■ WHAT TO DO ■
State the count of lines below featuring the word "JSON", and write nothing further.

*** EXTRACTED ENTRIES ***

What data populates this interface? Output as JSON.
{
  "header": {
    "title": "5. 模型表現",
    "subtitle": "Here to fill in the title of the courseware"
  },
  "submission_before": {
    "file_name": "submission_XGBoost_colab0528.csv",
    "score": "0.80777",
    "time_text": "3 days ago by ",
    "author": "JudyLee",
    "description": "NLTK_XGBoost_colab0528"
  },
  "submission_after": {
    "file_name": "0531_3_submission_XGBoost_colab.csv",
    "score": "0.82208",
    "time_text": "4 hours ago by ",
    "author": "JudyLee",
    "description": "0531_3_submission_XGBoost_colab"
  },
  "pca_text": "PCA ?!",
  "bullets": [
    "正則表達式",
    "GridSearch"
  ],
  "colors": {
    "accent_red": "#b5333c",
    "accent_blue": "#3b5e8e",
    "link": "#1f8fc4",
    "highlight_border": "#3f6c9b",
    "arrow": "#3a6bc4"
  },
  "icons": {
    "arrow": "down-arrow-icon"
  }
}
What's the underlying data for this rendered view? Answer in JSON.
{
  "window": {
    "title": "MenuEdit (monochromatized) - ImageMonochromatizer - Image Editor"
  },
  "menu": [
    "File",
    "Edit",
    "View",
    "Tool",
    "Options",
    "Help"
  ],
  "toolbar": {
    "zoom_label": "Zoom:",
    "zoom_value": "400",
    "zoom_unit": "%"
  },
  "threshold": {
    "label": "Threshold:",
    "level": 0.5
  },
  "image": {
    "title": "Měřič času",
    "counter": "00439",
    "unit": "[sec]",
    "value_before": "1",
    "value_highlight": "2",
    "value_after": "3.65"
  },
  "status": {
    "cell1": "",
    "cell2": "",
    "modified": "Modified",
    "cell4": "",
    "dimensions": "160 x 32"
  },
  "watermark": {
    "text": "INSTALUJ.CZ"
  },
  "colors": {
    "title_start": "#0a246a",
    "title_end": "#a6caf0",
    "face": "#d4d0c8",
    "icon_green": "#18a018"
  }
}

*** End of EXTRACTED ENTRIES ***

■ COMPLETED EXERCISE ■
2